§ **Directions**:
List all lines in the material below that contain "What".

§ **Input**:
────────────────────
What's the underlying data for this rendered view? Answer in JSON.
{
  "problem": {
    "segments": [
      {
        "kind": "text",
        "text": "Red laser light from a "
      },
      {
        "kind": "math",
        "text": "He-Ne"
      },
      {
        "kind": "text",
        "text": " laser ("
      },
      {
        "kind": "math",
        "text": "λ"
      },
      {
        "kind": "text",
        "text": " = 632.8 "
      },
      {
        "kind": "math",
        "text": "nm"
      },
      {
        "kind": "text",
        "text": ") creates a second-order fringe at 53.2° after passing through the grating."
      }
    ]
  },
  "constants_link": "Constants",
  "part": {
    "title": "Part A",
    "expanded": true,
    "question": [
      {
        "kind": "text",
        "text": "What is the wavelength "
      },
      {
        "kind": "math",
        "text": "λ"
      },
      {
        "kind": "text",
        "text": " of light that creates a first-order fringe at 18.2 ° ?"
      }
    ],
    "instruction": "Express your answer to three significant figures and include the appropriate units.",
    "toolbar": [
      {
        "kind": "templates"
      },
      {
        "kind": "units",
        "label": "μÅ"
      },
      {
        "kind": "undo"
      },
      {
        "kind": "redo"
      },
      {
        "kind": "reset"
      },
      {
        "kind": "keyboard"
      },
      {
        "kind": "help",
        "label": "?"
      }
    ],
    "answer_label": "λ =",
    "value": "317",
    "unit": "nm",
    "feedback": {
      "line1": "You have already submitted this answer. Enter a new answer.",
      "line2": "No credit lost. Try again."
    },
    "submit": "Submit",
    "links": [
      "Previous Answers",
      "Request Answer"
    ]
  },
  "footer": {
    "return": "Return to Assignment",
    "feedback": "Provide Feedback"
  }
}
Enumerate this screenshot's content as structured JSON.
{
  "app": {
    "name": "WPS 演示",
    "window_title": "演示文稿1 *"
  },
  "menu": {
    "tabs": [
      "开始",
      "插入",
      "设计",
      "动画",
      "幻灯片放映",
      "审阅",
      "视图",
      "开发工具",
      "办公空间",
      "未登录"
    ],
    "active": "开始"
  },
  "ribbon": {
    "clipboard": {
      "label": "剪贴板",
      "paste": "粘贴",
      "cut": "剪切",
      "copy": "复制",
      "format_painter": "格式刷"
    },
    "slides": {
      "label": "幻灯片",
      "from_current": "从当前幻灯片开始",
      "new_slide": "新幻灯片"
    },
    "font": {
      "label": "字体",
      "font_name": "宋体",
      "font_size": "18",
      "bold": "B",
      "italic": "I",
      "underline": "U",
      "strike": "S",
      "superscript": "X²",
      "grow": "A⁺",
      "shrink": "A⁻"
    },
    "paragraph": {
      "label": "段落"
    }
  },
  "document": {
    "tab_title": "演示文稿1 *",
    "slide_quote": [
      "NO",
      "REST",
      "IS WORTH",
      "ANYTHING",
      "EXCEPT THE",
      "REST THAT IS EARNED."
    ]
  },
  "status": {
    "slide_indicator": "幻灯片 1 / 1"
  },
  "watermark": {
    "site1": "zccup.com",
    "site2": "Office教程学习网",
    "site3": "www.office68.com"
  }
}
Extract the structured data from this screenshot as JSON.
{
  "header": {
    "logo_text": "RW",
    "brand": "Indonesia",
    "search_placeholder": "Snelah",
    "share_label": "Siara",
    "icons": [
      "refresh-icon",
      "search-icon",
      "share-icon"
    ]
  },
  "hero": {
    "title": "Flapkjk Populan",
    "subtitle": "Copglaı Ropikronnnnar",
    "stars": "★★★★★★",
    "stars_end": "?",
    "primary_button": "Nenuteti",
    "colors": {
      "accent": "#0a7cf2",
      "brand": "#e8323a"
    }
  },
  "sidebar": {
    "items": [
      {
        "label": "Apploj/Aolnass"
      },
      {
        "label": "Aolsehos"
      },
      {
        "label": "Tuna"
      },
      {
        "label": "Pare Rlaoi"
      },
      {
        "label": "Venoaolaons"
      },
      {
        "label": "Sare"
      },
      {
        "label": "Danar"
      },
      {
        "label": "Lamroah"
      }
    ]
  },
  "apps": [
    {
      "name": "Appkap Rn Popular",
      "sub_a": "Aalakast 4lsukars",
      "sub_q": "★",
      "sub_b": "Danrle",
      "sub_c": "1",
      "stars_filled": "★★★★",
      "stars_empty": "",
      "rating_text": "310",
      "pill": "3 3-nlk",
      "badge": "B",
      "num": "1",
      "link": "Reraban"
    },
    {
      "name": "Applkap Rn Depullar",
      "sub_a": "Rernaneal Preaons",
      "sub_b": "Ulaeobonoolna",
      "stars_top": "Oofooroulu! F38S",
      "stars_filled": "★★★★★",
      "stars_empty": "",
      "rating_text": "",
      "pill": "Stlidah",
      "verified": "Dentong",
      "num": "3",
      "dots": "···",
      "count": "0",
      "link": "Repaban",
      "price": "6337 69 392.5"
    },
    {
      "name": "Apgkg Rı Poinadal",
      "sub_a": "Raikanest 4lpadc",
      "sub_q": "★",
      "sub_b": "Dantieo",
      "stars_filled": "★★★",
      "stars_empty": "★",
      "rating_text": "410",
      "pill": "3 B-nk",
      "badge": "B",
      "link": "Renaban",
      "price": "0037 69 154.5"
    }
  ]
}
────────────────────
§ **Answer to the exercise**:
What's the underlying data for this rendered view? Answer in JSON.
        "text": "What is the wavelength "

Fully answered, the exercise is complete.